Golden and American Cress, with us, often give a supply the whole winter through, when well established at the base of a wall. Lettuce, late Cauliflower, Broccolis, or any other vegetables liable to be destroyed by frost, should be taken under cover in time, in a cool dry earth-pit; they will keep good for weeks. Lettuce and Cauliflower (for next season's supply), growing in frame, etc, should be kept dry, and the surface soil free and healthy. We have seen successful market-growers have the soil for these and Salads in frames so free, that they could blow it with their breath - almost entirely withholding water till active growth commenced, then there was no stint in supplying it. Globe Artichokes should have the soil thrown up to the collars of the plants, sloping so that rains would be carried off.
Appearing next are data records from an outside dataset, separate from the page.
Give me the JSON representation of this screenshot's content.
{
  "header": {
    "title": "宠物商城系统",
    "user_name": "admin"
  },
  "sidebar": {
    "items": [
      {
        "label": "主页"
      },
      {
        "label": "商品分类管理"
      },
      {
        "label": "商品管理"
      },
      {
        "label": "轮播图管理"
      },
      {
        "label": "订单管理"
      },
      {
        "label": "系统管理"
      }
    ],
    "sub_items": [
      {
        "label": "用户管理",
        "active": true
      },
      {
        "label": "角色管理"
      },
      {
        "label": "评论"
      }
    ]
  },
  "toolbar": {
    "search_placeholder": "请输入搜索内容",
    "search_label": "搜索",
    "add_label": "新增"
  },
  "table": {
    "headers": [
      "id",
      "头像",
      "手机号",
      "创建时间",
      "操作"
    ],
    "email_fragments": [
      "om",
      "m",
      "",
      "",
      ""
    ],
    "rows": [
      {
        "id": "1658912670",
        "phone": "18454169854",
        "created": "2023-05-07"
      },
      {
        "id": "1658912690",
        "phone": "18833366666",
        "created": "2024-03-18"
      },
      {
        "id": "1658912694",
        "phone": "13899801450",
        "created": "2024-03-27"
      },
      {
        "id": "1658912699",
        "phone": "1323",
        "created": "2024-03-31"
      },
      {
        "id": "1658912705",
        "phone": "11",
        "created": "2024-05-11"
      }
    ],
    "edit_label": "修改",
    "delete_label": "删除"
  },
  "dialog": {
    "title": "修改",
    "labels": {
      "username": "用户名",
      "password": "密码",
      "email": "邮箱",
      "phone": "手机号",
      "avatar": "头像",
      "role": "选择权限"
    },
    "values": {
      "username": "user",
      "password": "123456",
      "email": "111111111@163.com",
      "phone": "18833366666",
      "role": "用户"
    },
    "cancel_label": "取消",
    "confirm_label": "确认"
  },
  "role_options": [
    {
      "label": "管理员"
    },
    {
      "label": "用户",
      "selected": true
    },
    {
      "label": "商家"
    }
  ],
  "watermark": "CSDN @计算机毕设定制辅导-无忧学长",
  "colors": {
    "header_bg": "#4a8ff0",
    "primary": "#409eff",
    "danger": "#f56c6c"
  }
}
Dry litter is often used, but if not placed compact, and so as to throw off wet, it does more damage than full exposure to all weathers. Parsley under protection should have plenty of air, only using the covers when weather is severe. Grubs have kept down Parsley crops with us this season, but a few bundles of thinnings from friends will keep us well supplied. These thinnings were planted thickly in an earth-pit, and are now growing freely, and will be kept as a reserve.
Box edgings may be formed or repaired. The latter operation is very unsatisfactory. For the fresh box, let the edge be dug over, breaking the soil well, picking out any stones that might be in the way of the spade; thoroughly tread and beat down the soil to the proper level, and cut out a notch close along a mark made with the garden-line; and after the box is reduced and neatly trimmed, it should be placed in the cut made for it, placing the soil to the roots, while the plants are kept in their place with the back of the left hand, leaving the tops an inch or so above the soil; level in and tread the soil firmly, replace and level the gravel, and the operation is finished. Gravelling and turning walks may be done at any time in the winter months, making them firm by treading, levelling, and rolling. Salt stops the work of worms; care must be exercised afterwards for a time, till the salt dissolves, as if carried on to lawns with the feet, dark patches would soon be seen on the grass.